> [YOUR TASK]
Every record must appear in the response exactly as given.

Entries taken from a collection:

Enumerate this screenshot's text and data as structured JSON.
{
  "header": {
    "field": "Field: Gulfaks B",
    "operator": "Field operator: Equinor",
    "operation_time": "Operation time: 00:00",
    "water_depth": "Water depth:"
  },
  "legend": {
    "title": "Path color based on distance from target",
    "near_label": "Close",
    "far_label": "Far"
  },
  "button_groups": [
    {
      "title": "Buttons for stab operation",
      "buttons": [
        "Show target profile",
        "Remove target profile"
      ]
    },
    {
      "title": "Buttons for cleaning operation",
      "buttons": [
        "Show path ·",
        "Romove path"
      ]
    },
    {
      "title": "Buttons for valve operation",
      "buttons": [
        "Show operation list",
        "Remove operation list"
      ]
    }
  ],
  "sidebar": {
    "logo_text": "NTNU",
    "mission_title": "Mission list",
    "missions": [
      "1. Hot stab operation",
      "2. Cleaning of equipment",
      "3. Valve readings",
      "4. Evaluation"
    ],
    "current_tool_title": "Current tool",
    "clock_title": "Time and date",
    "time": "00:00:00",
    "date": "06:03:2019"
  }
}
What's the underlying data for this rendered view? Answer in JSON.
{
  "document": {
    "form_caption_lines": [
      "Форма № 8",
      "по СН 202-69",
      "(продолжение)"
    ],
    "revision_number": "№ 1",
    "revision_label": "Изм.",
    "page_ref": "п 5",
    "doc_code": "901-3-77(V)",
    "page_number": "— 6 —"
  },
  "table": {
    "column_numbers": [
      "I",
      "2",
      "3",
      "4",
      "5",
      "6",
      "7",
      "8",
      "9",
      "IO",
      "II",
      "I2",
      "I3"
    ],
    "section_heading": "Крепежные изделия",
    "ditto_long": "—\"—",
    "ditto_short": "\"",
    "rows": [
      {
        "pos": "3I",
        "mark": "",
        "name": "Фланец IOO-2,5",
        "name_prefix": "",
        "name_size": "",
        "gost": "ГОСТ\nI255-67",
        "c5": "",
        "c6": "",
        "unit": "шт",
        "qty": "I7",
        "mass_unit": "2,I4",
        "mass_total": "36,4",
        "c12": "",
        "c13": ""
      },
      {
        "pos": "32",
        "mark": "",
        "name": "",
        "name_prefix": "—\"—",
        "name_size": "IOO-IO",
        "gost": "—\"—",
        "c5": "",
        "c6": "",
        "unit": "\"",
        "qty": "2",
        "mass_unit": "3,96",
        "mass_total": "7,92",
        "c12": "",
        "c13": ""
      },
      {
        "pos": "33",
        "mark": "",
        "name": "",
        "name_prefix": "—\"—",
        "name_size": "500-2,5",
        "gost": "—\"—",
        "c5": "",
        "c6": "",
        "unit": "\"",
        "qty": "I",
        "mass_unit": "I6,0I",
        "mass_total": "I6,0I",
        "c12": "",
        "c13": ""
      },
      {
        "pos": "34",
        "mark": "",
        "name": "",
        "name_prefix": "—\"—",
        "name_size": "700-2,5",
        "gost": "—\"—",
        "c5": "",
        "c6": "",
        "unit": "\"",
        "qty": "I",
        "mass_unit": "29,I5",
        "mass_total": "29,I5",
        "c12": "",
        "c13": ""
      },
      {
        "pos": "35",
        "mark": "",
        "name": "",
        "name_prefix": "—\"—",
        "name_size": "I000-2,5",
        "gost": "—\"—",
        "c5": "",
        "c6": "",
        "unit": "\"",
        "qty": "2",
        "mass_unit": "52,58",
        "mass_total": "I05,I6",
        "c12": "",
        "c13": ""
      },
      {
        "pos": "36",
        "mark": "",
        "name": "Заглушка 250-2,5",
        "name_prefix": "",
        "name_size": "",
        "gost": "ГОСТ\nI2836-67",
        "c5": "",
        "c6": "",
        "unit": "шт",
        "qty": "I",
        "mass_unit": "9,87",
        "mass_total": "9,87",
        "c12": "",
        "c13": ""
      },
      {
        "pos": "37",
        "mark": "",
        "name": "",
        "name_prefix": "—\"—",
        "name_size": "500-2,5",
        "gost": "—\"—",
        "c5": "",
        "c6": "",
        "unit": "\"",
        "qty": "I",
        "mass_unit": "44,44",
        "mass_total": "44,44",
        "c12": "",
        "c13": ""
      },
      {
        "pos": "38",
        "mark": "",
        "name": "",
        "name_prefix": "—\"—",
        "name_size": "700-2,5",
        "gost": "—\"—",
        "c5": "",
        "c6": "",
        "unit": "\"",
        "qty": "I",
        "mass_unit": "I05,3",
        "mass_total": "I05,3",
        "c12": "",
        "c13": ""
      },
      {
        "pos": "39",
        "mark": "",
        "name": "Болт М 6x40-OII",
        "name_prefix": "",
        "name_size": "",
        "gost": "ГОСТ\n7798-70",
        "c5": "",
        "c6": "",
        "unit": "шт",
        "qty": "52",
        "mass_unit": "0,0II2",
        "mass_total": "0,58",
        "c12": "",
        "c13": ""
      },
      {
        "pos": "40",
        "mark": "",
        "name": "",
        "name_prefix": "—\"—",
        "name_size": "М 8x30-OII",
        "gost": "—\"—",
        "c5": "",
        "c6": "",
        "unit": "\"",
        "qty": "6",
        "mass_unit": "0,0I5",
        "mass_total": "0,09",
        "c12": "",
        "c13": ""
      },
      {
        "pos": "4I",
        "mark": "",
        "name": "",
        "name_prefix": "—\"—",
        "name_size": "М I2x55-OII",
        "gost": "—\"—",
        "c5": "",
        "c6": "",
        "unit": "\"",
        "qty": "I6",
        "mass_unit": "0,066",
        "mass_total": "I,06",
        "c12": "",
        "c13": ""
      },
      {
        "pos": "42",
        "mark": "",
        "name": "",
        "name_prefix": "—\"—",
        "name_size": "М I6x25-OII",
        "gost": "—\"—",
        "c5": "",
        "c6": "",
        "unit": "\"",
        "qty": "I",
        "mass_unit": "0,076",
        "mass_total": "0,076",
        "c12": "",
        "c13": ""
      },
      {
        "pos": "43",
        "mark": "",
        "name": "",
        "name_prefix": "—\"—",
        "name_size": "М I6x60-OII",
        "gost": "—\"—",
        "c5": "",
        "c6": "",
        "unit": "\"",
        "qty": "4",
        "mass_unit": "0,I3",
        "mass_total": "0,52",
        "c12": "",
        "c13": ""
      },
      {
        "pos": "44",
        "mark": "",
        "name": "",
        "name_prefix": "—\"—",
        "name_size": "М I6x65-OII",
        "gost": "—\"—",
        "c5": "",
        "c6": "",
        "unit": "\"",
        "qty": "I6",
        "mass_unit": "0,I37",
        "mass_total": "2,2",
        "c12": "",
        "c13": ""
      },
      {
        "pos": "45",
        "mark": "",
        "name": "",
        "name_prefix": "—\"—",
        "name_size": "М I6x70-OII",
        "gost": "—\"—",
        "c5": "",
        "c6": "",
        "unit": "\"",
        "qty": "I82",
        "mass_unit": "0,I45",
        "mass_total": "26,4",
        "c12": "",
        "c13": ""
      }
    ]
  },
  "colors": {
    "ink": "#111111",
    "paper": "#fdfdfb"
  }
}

> [REPLY TO THE EXERCISE]
Enumerate this screenshot's text and data as structured JSON.
{
  "header": {
    "field": "Field: Gulfaks B",
    "operator": "Field operator: Equinor",
    "operation_time": "Operation time: 00:00",
    "water_depth": "Water depth:"
  },
  "legend": {
    "title": "Path color based on distance from target",
    "near_label": "Close",
    "far_label": "Far"
  },
  "button_groups": [
    {
      "title": "Buttons for stab operation",
      "buttons": [
        "Show target profile",
        "Remove target profile"
      ]
    },
    {
      "title": "Buttons for cleaning operation",
      "buttons": [
        "Show path ·",
        "Romove path"
      ]
    },
    {
      "title": "Buttons for valve operation",
      "buttons": [
        "Show operation list",
        "Remove operation list"
      ]
    }
  ],
  "sidebar": {
    "logo_text": "NTNU",
    "mission_title": "Mission list",
    "missions": [
      "1. Hot stab operation",
      "2. Cleaning of equipment",
      "3. Valve readings",
      "4. Evaluation"
    ],
    "current_tool_title": "Current tool",
    "clock_title": "Time and date",
    "time": "00:00:00",
    "date": "06:03:2019"
  }
}
What's the underlying data for this rendered view? Answer in JSON.
{
  "document": {
    "form_caption_lines": [
      "Форма № 8",
      "по СН 202-69",
      "(продолжение)"
    ],
    "revision_number": "№ 1",
    "revision_label": "Изм.",
    "page_ref": "п 5",
    "doc_code": "901-3-77(V)",
    "page_number": "— 6 —"
  },
  "table": {
    "column_numbers": [
      "I",
      "2",
      "3",
      "4",
      "5",
      "6",
      "7",
      "8",
      "9",
      "IO",
      "II",
      "I2",
      "I3"
    ],
    "section_heading": "Крепежные изделия",
    "ditto_long": "—\"—",
    "ditto_short": "\"",
    "rows": [
      {
        "pos": "3I",
        "mark": "",
        "name": "Фланец IOO-2,5",
        "name_prefix": "",
        "name_size": "",
        "gost": "ГОСТ\nI255-67",
        "c5": "",
        "c6": "",
        "unit": "шт",
        "qty": "I7",
        "mass_unit": "2,I4",
        "mass_total": "36,4",
        "c12": "",
        "c13": ""
      },
      {
        "pos": "32",
        "mark": "",
        "name": "",
        "name_prefix": "—\"—",
        "name_size": "IOO-IO",
        "gost": "—\"—",
        "c5": "",
        "c6": "",
        "unit": "\"",
        "qty": "2",
        "mass_unit": "3,96",
        "mass_total": "7,92",
        "c12": "",
        "c13": ""
      },
      {
        "pos": "33",
        "mark": "",
        "name": "",
        "name_prefix": "—\"—",
        "name_size": "500-2,5",
        "gost": "—\"—",
        "c5": "",
        "c6": "",
        "unit": "\"",
        "qty": "I",
        "mass_unit": "I6,0I",
        "mass_total": "I6,0I",
        "c12": "",
        "c13": ""
      },
      {
        "pos": "34",
        "mark": "",
        "name": "",
        "name_prefix": "—\"—",
        "name_size": "700-2,5",
        "gost": "—\"—",
        "c5": "",
        "c6": "",
        "unit": "\"",
        "qty": "I",
        "mass_unit": "29,I5",
        "mass_total": "29,I5",
        "c12": "",
        "c13": ""
      },
      {
        "pos": "35",
        "mark": "",
        "name": "",
        "name_prefix": "—\"—",
        "name_size": "I000-2,5",
        "gost": "—\"—",
        "c5": "",
        "c6": "",
        "unit": "\"",
        "qty": "2",
        "mass_unit": "52,58",
        "mass_total": "I05,I6",
        "c12": "",
        "c13": ""
      },
      {
        "pos": "36",
        "mark": "",
        "name": "Заглушка 250-2,5",
        "name_prefix": "",
        "name_size": "",
        "gost": "ГОСТ\nI2836-67",
        "c5": "",
        "c6": "",
        "unit": "шт",
        "qty": "I",
        "mass_unit": "9,87",
        "mass_total": "9,87",
        "c12": "",
        "c13": ""
      },
      {
        "pos": "37",
        "mark": "",
        "name": "",
        "name_prefix": "—\"—",
        "name_size": "500-2,5",
        "gost": "—\"—",
        "c5": "",
        "c6": "",
        "unit": "\"",
        "qty": "I",
        "mass_unit": "44,44",
        "mass_total": "44,44",
        "c12": "",
        "c13": ""
      },
      {
        "pos": "38",
        "mark": "",
        "name": "",
        "name_prefix": "—\"—",
        "name_size": "700-2,5",
        "gost": "—\"—",
        "c5": "",
        "c6": "",
        "unit": "\"",
        "qty": "I",
        "mass_unit": "I05,3",
        "mass_total": "I05,3",
        "c12": "",
        "c13": ""
      },
      {
        "pos": "39",
        "mark": "",
        "name": "Болт М 6x40-OII",
        "name_prefix": "",
        "name_size": "",
        "gost": "ГОСТ\n7798-70",
        "c5": "",
        "c6": "",
        "unit": "шт",
        "qty": "52",
        "mass_unit": "0,0II2",
        "mass_total": "0,58",
        "c12": "",
        "c13": ""
      },
      {
        "pos": "40",
        "mark": "",
        "name": "",
        "name_prefix": "—\"—",
        "name_size": "М 8x30-OII",
        "gost": "—\"—",
        "c5": "",
        "c6": "",
        "unit": "\"",
        "qty": "6",
        "mass_unit": "0,0I5",
        "mass_total": "0,09",
        "c12": "",
        "c13": ""
      },
      {
        "pos": "4I",
        "mark": "",
        "name": "",
        "name_prefix": "—\"—",
        "name_size": "М I2x55-OII",
        "gost": "—\"—",
        "c5": "",
        "c6": "",
        "unit": "\"",
        "qty": "I6",
        "mass_unit": "0,066",
        "mass_total": "I,06",
        "c12": "",
        "c13": ""
      },
      {
        "pos": "42",
        "mark": "",
        "name": "",
        "name_prefix": "—\"—",
        "name_size": "М I6x25-OII",
        "gost": "—\"—",
        "c5": "",
        "c6": "",
        "unit": "\"",
        "qty": "I",
        "mass_unit": "0,076",
        "mass_total": "0,076",
        "c12": "",
        "c13": ""
      },
      {
        "pos": "43",
        "mark": "",
        "name": "",
        "name_prefix": "—\"—",
        "name_size": "М I6x60-OII",
        "gost": "—\"—",
        "c5": "",
        "c6": "",
        "unit": "\"",
        "qty": "4",
        "mass_unit": "0,I3",
        "mass_total": "0,52",
        "c12": "",
        "c13": ""
      },
      {
        "pos": "44",
        "mark": "",
        "name": "",
        "name_prefix": "—\"—",
        "name_size": "М I6x65-OII",
        "gost": "—\"—",
        "c5": "",
        "c6": "",
        "unit": "\"",
        "qty": "I6",
        "mass_unit": "0,I37",
        "mass_total": "2,2",
        "c12": "",
        "c13": ""
      },
      {
        "pos": "45",
        "mark": "",
        "name": "",
        "name_prefix": "—\"—",
        "name_size": "М I6x70-OII",
        "gost": "—\"—",
        "c5": "",
        "c6": "",
        "unit": "\"",
        "qty": "I82",
        "mass_unit": "0,I45",
        "mass_total": "26,4",
        "c12": "",
        "c13": ""
      }
    ]
  },
  "colors": {
    "ink": "#111111",
    "paper": "#fdfdfb"
  }
}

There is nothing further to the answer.